● PROBLEM: From the entries below, return every line that includes the word "grid".

● RAW DATA:
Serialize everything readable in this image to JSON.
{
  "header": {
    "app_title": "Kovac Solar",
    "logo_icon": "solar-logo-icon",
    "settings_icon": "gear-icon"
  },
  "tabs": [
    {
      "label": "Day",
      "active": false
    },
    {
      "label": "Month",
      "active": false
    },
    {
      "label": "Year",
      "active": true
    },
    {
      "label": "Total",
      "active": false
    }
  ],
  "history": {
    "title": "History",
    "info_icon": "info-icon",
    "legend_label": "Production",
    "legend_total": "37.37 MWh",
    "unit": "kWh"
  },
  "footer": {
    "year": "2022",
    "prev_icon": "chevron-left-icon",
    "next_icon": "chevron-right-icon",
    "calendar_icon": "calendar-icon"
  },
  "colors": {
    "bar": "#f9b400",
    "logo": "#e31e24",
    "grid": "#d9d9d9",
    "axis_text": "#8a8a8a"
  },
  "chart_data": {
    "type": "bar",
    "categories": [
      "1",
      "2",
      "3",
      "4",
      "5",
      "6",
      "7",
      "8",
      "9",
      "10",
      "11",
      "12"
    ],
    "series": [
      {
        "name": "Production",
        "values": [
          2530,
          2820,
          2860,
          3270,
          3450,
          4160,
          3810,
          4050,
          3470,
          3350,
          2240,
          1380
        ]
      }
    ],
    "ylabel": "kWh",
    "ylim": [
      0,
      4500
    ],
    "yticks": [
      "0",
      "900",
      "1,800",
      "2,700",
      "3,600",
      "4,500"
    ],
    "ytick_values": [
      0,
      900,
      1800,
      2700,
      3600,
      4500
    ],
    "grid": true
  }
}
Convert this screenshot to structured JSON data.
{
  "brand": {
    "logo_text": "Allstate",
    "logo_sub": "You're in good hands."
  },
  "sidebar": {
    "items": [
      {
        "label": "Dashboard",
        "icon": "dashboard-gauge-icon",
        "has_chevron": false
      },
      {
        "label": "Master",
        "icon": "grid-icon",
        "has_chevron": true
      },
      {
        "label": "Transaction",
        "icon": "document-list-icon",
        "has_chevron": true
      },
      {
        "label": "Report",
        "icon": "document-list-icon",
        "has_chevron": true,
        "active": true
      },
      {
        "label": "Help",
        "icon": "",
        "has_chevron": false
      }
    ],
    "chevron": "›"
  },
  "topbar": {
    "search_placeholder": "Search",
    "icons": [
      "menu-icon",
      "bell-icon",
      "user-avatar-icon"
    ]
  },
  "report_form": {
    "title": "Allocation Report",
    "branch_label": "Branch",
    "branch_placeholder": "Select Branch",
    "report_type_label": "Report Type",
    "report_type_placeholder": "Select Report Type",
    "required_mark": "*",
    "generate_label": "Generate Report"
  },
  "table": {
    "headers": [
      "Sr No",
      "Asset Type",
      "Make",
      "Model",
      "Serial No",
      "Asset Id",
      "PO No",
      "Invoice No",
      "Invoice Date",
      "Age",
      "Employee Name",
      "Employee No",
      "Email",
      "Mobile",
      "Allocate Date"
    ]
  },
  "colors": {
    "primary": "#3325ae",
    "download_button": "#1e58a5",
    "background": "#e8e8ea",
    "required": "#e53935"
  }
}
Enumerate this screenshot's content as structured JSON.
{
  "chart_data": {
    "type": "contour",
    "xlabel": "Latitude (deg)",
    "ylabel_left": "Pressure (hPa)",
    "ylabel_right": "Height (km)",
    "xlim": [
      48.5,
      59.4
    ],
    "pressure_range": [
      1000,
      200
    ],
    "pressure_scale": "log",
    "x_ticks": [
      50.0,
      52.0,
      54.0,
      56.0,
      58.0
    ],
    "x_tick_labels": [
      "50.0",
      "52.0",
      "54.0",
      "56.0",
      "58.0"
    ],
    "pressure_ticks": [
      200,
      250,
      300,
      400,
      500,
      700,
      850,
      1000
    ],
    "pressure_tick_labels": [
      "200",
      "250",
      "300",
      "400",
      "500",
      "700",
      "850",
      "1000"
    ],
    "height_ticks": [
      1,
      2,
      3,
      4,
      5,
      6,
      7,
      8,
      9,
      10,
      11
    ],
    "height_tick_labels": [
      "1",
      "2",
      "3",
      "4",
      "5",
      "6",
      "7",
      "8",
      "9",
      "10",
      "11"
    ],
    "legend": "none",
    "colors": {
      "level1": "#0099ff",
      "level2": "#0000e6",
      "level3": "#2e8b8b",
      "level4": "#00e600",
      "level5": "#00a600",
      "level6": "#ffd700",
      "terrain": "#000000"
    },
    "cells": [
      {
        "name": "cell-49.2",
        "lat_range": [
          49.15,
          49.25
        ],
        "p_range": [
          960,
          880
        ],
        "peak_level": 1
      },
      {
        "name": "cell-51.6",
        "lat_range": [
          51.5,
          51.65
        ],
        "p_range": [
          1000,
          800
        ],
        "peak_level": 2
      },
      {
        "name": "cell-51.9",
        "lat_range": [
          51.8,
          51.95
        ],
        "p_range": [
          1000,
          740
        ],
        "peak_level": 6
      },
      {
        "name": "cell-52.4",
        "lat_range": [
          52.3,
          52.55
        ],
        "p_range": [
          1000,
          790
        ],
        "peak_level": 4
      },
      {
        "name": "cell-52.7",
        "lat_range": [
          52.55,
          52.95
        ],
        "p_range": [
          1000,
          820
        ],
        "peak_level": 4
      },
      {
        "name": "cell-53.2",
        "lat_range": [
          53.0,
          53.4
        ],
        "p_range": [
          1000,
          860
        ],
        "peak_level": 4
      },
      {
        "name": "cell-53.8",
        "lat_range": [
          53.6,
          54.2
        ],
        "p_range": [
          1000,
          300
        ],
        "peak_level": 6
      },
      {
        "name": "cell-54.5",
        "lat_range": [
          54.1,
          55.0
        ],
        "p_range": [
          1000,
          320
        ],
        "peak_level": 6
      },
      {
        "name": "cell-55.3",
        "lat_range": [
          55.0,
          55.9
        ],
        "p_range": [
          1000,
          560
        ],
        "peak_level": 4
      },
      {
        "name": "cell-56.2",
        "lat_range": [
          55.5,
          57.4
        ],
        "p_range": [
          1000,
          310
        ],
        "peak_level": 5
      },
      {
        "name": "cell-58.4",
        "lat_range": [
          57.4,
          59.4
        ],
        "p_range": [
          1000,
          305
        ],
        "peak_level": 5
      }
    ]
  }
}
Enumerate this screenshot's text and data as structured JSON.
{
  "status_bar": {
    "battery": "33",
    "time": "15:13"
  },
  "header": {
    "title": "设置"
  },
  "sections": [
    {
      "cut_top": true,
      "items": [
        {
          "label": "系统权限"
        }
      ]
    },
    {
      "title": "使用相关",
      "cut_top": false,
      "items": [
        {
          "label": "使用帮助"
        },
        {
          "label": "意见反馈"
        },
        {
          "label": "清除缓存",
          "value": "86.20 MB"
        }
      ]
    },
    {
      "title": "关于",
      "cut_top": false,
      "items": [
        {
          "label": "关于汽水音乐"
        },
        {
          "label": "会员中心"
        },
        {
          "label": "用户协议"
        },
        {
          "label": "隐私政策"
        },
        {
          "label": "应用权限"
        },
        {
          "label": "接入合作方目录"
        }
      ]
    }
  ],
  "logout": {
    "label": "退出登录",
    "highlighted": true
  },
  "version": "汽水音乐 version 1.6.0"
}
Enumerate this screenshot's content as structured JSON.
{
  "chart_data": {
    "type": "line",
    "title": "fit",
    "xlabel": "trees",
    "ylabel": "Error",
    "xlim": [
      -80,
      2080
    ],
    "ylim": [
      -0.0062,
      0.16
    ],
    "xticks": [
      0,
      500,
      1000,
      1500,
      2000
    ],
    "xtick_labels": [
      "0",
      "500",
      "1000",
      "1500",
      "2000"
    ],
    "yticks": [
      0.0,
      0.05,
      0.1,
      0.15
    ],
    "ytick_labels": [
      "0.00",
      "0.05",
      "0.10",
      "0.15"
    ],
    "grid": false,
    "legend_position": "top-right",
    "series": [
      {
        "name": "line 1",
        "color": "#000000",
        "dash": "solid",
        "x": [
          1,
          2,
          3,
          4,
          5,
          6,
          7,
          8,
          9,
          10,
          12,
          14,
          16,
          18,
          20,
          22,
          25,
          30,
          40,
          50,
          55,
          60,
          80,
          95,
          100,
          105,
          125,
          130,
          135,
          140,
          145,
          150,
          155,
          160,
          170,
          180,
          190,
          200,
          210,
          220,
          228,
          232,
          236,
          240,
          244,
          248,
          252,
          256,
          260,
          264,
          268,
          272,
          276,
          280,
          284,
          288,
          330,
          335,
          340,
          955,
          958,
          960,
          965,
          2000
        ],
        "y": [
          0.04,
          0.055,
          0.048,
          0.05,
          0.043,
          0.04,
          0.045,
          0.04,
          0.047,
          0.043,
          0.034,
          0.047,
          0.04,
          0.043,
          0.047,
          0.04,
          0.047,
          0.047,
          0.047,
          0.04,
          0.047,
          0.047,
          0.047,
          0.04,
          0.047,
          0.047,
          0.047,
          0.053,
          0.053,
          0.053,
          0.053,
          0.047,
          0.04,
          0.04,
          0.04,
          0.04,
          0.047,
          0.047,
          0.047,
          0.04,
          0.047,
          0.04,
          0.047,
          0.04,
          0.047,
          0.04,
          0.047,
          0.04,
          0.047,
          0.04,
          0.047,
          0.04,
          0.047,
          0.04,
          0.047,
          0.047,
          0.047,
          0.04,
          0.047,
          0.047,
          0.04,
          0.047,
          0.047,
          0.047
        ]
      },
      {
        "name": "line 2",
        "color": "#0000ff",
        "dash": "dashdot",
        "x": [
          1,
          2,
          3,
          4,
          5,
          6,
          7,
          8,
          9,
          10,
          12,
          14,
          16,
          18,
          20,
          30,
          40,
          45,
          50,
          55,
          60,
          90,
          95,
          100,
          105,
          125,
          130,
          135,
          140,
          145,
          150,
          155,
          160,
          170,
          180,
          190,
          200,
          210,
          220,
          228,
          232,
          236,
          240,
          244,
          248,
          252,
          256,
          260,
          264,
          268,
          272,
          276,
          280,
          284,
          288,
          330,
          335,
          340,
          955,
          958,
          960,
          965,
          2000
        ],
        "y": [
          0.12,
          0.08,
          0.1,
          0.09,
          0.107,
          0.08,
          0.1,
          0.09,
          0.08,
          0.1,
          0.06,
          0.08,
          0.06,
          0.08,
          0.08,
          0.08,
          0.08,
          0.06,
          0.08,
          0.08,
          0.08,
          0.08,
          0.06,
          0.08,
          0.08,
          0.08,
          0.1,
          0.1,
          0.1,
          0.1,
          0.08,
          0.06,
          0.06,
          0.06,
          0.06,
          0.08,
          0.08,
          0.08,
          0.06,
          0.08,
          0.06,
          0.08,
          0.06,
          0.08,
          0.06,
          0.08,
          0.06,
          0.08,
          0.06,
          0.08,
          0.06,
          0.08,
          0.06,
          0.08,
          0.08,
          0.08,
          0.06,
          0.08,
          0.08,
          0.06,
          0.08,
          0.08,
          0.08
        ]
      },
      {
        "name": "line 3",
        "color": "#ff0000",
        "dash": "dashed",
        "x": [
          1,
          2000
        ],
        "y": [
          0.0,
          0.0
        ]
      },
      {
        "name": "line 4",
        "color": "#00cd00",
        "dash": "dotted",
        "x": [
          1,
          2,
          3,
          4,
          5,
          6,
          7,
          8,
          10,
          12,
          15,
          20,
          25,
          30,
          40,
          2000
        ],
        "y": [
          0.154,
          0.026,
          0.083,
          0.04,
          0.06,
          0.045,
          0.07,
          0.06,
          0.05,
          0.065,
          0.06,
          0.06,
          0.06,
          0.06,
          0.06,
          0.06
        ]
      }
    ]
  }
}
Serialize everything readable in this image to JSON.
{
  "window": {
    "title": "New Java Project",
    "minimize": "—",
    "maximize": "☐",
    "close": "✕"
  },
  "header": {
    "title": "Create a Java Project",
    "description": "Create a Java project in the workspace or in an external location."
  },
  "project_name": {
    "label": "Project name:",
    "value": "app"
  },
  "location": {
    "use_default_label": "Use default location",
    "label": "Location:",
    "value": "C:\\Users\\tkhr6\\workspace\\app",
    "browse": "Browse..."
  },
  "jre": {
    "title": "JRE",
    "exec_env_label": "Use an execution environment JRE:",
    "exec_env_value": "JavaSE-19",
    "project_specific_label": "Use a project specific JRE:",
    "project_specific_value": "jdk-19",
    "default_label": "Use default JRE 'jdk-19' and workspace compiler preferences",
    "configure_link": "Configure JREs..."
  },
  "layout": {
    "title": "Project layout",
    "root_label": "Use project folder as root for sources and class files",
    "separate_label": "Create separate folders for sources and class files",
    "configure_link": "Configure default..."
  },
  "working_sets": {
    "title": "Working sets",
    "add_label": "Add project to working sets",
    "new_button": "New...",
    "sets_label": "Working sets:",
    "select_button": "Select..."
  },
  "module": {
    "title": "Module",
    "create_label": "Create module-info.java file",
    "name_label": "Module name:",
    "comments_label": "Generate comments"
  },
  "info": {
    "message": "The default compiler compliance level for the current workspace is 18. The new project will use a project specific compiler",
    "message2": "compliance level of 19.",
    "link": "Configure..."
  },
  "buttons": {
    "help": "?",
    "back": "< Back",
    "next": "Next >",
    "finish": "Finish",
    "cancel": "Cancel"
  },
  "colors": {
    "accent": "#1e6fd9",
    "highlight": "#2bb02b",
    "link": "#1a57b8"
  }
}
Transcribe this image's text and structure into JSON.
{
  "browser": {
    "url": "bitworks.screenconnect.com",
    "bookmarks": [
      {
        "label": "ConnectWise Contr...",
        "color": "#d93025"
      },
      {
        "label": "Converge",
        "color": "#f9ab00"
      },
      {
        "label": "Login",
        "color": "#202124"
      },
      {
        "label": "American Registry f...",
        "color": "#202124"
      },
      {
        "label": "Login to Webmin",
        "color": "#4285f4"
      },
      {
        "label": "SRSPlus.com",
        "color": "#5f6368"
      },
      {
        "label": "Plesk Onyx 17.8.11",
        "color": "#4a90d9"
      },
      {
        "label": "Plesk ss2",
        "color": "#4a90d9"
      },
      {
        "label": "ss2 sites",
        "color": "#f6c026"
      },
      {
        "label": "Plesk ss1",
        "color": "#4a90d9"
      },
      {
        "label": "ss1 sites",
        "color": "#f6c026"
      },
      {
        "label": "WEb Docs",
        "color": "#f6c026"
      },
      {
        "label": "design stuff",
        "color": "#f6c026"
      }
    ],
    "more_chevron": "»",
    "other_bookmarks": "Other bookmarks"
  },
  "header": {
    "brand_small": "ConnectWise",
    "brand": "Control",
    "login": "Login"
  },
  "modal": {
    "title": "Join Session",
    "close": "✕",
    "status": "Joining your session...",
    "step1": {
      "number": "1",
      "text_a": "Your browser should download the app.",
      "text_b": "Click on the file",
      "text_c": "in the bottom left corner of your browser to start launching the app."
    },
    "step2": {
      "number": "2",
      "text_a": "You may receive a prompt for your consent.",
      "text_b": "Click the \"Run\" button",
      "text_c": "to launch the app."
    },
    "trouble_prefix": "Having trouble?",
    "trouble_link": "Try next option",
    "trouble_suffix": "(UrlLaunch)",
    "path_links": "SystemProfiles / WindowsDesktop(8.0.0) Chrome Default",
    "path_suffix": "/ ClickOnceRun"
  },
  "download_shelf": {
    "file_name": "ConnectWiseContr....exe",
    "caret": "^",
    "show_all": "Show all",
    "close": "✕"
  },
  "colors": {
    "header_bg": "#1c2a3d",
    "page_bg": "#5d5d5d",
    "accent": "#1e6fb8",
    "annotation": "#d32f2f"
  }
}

● EXERCISE RESULT:
    "grid": "#d9d9d9",
    "grid": true
        "icon": "grid-icon",
    "grid": false,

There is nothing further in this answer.